Instructions to follow:
Set the data down again so that every line matches exactly.

Input material:
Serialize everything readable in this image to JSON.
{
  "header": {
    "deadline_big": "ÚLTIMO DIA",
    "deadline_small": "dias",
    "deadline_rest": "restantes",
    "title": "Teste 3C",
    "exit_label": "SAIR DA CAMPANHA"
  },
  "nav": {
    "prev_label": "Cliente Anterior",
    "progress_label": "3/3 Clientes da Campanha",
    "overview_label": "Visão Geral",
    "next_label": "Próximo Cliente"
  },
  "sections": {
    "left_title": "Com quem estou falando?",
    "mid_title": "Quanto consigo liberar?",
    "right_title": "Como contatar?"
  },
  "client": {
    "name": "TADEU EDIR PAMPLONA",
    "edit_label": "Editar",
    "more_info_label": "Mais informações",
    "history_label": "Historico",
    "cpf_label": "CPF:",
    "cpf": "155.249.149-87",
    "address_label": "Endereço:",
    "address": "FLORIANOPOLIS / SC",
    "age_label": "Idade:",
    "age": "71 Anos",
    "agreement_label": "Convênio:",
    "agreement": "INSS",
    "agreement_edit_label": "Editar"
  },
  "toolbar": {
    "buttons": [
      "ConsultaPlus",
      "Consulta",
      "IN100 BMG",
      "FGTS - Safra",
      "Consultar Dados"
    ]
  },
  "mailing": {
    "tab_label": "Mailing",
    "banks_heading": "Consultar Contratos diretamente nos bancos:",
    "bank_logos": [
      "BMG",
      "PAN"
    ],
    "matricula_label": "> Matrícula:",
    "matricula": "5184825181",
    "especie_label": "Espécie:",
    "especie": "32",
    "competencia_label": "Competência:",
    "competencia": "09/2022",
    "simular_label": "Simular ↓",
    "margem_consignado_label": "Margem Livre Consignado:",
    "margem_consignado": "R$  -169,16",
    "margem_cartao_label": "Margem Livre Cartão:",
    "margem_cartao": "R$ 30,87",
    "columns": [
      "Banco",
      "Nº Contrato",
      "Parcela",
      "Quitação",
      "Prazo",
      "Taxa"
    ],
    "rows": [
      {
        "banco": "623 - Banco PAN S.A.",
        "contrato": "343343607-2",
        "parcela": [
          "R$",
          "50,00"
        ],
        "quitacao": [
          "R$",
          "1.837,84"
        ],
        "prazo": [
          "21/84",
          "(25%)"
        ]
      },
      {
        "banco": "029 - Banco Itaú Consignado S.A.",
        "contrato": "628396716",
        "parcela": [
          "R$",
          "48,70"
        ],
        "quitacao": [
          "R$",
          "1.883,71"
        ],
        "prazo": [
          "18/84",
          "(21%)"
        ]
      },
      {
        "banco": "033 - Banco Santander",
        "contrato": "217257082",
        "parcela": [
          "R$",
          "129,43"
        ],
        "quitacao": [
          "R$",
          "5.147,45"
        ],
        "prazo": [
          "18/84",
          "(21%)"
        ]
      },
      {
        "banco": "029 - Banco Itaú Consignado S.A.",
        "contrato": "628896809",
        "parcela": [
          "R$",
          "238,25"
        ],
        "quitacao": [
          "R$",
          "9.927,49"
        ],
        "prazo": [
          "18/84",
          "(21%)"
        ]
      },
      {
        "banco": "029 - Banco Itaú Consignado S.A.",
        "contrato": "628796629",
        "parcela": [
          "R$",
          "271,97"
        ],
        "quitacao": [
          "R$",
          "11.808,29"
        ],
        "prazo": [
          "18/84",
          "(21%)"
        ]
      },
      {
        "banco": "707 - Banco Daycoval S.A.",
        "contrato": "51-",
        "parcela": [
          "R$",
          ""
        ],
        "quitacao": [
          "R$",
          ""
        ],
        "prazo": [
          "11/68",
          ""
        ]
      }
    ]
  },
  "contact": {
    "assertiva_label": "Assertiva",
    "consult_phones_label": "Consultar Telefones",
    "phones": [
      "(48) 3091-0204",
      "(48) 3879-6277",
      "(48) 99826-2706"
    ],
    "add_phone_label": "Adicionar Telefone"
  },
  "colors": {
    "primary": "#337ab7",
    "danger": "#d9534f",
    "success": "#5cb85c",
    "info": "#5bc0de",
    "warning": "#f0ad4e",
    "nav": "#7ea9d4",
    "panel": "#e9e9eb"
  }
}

Answer area:
Serialize everything readable in this image to JSON.
{
  "header": {
    "deadline_big": "ÚLTIMO DIA",
    "deadline_small": "dias",
    "deadline_rest": "restantes",
    "title": "Teste 3C",
    "exit_label": "SAIR DA CAMPANHA"
  },
  "nav": {
    "prev_label": "Cliente Anterior",
    "progress_label": "3/3 Clientes da Campanha",
    "overview_label": "Visão Geral",
    "next_label": "Próximo Cliente"
  },
  "sections": {
    "left_title": "Com quem estou falando?",
    "mid_title": "Quanto consigo liberar?",
    "right_title": "Como contatar?"
  },
  "client": {
    "name": "TADEU EDIR PAMPLONA",
    "edit_label": "Editar",
    "more_info_label": "Mais informações",
    "history_label": "Historico",
    "cpf_label": "CPF:",
    "cpf": "155.249.149-87",
    "address_label": "Endereço:",
    "address": "FLORIANOPOLIS / SC",
    "age_label": "Idade:",
    "age": "71 Anos",
    "agreement_label": "Convênio:",
    "agreement": "INSS",
    "agreement_edit_label": "Editar"
  },
  "toolbar": {
    "buttons": [
      "ConsultaPlus",
      "Consulta",
      "IN100 BMG",
      "FGTS - Safra",
      "Consultar Dados"
    ]
  },
  "mailing": {
    "tab_label": "Mailing",
    "banks_heading": "Consultar Contratos diretamente nos bancos:",
    "bank_logos": [
      "BMG",
      "PAN"
    ],
    "matricula_label": "> Matrícula:",
    "matricula": "5184825181",
    "especie_label": "Espécie:",
    "especie": "32",
    "competencia_label": "Competência:",
    "competencia": "09/2022",
    "simular_label": "Simular ↓",
    "margem_consignado_label": "Margem Livre Consignado:",
    "margem_consignado": "R$  -169,16",
    "margem_cartao_label": "Margem Livre Cartão:",
    "margem_cartao": "R$ 30,87",
    "columns": [
      "Banco",
      "Nº Contrato",
      "Parcela",
      "Quitação",
      "Prazo",
      "Taxa"
    ],
    "rows": [
      {
        "banco": "623 - Banco PAN S.A.",
        "contrato": "343343607-2",
        "parcela": [
          "R$",
          "50,00"
        ],
        "quitacao": [
          "R$",
          "1.837,84"
        ],
        "prazo": [
          "21/84",
          "(25%)"
        ]
      },
      {
        "banco": "029 - Banco Itaú Consignado S.A.",
        "contrato": "628396716",
        "parcela": [
          "R$",
          "48,70"
        ],
        "quitacao": [
          "R$",
          "1.883,71"
        ],
        "prazo": [
          "18/84",
          "(21%)"
        ]
      },
      {
        "banco": "033 - Banco Santander",
        "contrato": "217257082",
        "parcela": [
          "R$",
          "129,43"
        ],
        "quitacao": [
          "R$",
          "5.147,45"
        ],
        "prazo": [
          "18/84",
          "(21%)"
        ]
      },
      {
        "banco": "029 - Banco Itaú Consignado S.A.",
        "contrato": "628896809",
        "parcela": [
          "R$",
          "238,25"
        ],
        "quitacao": [
          "R$",
          "9.927,49"
        ],
        "prazo": [
          "18/84",
          "(21%)"
        ]
      },
      {
        "banco": "029 - Banco Itaú Consignado S.A.",
        "contrato": "628796629",
        "parcela": [
          "R$",
          "271,97"
        ],
        "quitacao": [
          "R$",
          "11.808,29"
        ],
        "prazo": [
          "18/84",
          "(21%)"
        ]
      },
      {
        "banco": "707 - Banco Daycoval S.A.",
        "contrato": "51-",
        "parcela": [
          "R$",
          ""
        ],
        "quitacao": [
          "R$",
          ""
        ],
        "prazo": [
          "11/68",
          ""
        ]
      }
    ]
  },
  "contact": {
    "assertiva_label": "Assertiva",
    "consult_phones_label": "Consultar Telefones",
    "phones": [
      "(48) 3091-0204",
      "(48) 3879-6277",
      "(48) 99826-2706"
    ],
    "add_phone_label": "Adicionar Telefone"
  },
  "colors": {
    "primary": "#337ab7",
    "danger": "#d9534f",
    "success": "#5cb85c",
    "info": "#5bc0de",
    "warning": "#f0ad4e",
    "nav": "#7ea9d4",
    "panel": "#e9e9eb"
  }
}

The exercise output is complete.